─── MATERIAL FOR THE TASK

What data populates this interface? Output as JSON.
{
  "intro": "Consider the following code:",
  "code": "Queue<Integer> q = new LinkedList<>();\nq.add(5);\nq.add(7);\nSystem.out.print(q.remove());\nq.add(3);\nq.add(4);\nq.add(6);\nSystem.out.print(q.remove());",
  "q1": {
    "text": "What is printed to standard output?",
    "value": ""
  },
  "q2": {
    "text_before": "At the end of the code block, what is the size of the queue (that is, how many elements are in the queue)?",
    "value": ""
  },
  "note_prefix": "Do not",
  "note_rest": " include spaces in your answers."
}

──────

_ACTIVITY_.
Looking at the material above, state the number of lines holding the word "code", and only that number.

_TASK OUTPUT_.
3